Imagine Magazine - Johns Hopkins - November/December 2010 - (Page 38)

off the shelf Guns, Germs, and Steel: The Fates of Human Societies by Jared M. diamond review by Hossain Md. Jihad turjo on a sandy beach in 1972, a new guinean native named Yali asked a very simple question: “Why do you white men have so much cargo while we new guineans have so little?” Professor Jared diamond, who was asked this question, then found himself unable to answer. twenty-five years later, in his Pulitzer-Prize–winning book Guns, Germs, and Steel: The Fates of Human Societies, Professor diamond attempts to answer Yali. he examines why certain peoples conquered others and not the other way around. he believes that such differences arose not because of genetic differences amongst the peoples themselves, but because of the geography and ecology of their different environments. in his words, “history followed different courses for different peoples because of environmental differences in their societies, not because of biological or genetic differences between the peoples themselves.” thirteen thousand years ago, people everywhere lived as nomadic huntergatherers who moved in small groups in search of food. they produced enough to feed only themselves and had to constantly move from place to place in search of new food sources. With the onset of farming, which first appeared in the middle east region called the fertile Crescent, enough surplus food was produced from agriculture to support people other than the food producers. this allowed those free from the burden of food production to specialize and develop new technology, such as better weapons and writing. a constant source of food allowed people to form permanent settlements near their fields. the advent of farming in different societies depended on available wild plants and animals that could be domesticated. domesticated animals meant a constant supply of meat, and in some cases milk, hair, or leather. some could also be used to pull plows, thus making farmland more productive. over time, cattle-herders developed immunity to germs carried by herd animals such as sheep and cows. societies that did not raise cattle suffered from strange diseases when they were attacked by those that did. so the countries that developed agriculture earlier are the ones that conquered others. this is why the continent of eurasia— with its productive crops and domestic herd animals, coupled with its lack of geographic barriers (enhancing the diffusion of knowledge)—dominated the ancient world with the triad of “guns, germs, and steel.” this is what allowed a group of 169 spanish conquistadors to overcome the mighty incan imperial army of 80,000 warriors. in the book, Professor diamond implicitly assumes that more food production will automatically lead to larger populations and specialization. this is not necessarily true. fire demands oxygen, but the presence of oxygen does not mean fire. also, the author should not have ignored the differences in culture and religion that led to many important conquests. for example, the Crusades occurred because of differing religions, and tribal wars occur because of cultures clashing. despite these flaws and omissions, Guns, Germs, and Steel is a must-read for anyone interested in knowing what shaped the modern world as we know it. Hossain Md. Jihad turjo is from dhaka, Bangladesh, where he is in grade 9 at mastermind School, dhaka.

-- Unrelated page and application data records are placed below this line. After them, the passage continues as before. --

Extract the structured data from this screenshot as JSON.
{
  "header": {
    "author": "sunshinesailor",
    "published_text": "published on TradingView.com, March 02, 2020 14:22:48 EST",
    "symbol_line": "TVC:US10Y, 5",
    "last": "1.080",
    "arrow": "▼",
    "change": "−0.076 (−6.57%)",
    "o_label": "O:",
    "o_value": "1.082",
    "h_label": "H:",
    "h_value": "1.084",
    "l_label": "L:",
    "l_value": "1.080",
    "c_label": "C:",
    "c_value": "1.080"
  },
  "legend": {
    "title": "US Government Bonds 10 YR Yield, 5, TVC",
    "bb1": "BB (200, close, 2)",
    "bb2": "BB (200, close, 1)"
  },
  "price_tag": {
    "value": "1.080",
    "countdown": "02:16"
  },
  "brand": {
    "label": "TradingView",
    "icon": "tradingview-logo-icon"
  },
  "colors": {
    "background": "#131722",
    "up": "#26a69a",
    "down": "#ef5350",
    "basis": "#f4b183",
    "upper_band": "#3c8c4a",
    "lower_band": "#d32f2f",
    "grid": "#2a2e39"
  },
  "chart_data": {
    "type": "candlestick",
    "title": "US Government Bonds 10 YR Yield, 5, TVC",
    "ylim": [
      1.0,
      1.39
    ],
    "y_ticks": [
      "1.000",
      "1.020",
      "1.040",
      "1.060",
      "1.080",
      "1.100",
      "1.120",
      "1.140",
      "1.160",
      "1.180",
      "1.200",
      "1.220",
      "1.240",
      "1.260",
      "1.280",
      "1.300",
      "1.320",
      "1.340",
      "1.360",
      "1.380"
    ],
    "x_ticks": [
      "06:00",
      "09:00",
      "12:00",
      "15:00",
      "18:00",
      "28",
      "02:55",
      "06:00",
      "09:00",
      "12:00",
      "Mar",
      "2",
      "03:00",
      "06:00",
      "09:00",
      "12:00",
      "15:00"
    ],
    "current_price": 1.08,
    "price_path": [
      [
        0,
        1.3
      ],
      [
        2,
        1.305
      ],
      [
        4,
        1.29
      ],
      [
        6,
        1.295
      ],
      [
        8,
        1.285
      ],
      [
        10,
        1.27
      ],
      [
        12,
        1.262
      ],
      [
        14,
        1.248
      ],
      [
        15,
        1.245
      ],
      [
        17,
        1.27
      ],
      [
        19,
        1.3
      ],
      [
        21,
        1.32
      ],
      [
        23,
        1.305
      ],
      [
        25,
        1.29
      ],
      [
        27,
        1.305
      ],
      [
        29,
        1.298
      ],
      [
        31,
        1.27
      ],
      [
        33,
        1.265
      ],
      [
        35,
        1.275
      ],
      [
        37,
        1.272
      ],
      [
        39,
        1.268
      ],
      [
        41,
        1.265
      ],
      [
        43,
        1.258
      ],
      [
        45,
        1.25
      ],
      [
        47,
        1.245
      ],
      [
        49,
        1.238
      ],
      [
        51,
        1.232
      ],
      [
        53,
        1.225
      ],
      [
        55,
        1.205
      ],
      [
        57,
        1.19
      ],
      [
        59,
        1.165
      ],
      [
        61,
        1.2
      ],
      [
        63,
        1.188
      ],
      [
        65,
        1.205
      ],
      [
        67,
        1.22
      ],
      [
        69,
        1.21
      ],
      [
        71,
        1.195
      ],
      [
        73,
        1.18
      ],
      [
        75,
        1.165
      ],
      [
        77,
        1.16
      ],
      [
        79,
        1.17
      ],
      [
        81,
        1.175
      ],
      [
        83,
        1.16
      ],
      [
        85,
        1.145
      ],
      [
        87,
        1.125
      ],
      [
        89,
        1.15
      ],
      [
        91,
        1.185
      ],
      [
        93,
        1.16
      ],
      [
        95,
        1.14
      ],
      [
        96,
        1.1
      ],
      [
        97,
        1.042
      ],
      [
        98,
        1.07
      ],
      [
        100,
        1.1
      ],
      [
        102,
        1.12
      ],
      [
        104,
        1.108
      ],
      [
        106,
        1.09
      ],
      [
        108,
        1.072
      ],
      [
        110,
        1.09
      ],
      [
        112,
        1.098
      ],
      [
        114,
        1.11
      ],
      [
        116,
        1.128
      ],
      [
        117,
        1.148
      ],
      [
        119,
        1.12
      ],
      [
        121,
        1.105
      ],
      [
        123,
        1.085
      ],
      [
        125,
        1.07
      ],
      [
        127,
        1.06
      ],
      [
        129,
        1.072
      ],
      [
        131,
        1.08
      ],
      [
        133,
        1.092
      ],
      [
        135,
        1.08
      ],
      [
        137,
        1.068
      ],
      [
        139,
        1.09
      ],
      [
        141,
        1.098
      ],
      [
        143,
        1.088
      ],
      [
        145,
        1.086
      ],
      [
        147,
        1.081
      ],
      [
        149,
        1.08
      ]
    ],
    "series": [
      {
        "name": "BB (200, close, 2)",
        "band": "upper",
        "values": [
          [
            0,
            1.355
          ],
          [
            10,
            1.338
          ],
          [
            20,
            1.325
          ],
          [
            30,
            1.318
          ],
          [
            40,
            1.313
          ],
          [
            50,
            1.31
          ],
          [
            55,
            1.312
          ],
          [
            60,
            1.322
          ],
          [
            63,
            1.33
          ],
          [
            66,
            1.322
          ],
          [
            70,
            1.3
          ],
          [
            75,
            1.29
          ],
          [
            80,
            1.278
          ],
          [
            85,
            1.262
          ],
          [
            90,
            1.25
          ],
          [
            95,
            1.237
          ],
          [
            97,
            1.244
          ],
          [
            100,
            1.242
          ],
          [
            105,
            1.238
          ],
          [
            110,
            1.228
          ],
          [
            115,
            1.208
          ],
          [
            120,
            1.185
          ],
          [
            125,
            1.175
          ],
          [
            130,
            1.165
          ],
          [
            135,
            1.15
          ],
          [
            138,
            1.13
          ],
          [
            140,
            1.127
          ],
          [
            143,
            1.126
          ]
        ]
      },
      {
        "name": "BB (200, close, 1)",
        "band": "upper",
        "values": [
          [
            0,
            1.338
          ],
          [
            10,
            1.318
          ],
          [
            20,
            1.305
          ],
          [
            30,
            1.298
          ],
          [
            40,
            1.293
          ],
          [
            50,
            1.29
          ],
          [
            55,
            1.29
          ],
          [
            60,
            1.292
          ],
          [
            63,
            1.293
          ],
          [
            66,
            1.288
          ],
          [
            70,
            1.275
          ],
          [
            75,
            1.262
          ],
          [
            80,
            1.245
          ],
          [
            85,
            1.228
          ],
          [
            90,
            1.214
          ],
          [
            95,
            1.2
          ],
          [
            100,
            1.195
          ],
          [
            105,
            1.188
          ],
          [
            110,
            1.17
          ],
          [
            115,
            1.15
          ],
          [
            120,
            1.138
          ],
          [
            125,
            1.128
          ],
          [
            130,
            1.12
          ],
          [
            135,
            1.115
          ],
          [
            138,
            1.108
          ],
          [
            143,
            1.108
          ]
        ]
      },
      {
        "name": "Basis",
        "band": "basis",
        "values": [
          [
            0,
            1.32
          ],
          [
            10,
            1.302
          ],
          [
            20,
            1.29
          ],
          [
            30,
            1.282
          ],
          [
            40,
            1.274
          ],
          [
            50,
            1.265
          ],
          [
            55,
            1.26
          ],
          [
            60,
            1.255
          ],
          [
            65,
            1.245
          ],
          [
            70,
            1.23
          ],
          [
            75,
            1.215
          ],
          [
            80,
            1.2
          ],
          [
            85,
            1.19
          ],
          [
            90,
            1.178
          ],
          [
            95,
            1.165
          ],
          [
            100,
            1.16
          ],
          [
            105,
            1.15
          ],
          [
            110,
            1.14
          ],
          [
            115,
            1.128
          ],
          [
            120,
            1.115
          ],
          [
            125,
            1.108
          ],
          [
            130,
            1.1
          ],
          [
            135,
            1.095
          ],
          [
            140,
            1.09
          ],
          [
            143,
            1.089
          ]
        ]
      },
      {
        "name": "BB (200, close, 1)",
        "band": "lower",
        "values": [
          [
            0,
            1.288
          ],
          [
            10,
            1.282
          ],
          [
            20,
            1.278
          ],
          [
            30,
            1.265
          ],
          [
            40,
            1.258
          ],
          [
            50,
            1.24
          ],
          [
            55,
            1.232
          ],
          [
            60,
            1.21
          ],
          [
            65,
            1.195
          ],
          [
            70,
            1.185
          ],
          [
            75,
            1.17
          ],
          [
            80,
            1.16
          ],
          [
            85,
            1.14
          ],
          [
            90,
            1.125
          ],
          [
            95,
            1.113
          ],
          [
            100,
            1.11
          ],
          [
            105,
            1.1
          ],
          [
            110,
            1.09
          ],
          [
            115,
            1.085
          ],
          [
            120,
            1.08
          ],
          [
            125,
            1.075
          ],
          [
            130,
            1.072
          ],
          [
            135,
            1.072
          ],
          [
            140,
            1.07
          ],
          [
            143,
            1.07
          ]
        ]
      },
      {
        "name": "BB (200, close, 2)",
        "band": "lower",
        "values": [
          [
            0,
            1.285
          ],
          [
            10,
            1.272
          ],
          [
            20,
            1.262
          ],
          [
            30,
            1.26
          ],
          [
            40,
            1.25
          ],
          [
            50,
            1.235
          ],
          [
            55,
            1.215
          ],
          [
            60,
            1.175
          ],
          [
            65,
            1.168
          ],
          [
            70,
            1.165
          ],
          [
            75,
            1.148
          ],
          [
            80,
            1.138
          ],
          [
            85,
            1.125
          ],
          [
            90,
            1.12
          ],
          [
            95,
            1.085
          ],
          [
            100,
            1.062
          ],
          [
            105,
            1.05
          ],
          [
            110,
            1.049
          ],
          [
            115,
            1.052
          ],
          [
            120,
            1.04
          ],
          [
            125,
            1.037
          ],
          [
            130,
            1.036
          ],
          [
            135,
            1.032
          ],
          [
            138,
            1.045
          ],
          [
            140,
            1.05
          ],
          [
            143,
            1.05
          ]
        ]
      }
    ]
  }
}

When he is not studying, turjo enjoys reading novels, watching tV, and sometimes playing on the computer. turjo recently completed honors chemistry through ctYonline. Also recommended In the Time of the Butterflies by Julia Alvarez this is a gripping book about four sisters who live in the dominican republic. from law to schooling to secrets, the sisters subtly describe their life under a dictatorship. i recommend this book because of its variety of genres. Whether you like mystery or romance, this book covers it all. the language used is very kid-friendly, even though a serious topic is discussed. In the Time of the Butterflies is a fast read, and i highly recommend it. —Meera ramakrishnan, 13, MA The Year of the Hangman by gary blackwood 1776 was the year when the american colonists were defeated. the British emerged victorious, george Washington was captured, and the colonists fled south to Louisiana. a year later, 1777, is when Creighton Brown sets sail from London for the american colonies across the sea. from south Carolina to Louisiana to florida, this 15-year-old boy embarks on an adventure taking him all over Blackwood’s re-imagined american colonies. —david lo, 14, nJ 38 imagine nov/dec 2010

Table of Contents for the Digital Edition of Imagine Magazine - Johns Hopkins - November/December 2010

Imagine Magazine - Johns Hopkins - November/December 2010
Big Questions
In My Own Words
Inside the Ropes
Get Your Hands Dirty!
The Bone Reader
The Science of Archaeology
A Window to the Past
History and Archaeology in the News
National History Day
Dig This!
Selected Opportunities & Resources
Taking the Leap
Off the Shelf
Word Wise
Exploring Career Options
One Step Ahead
Planning Ahead for College
Students Review
Mark Your Calendar
Knossos Games

Imagine Magazine - Johns Hopkins - November/December 2010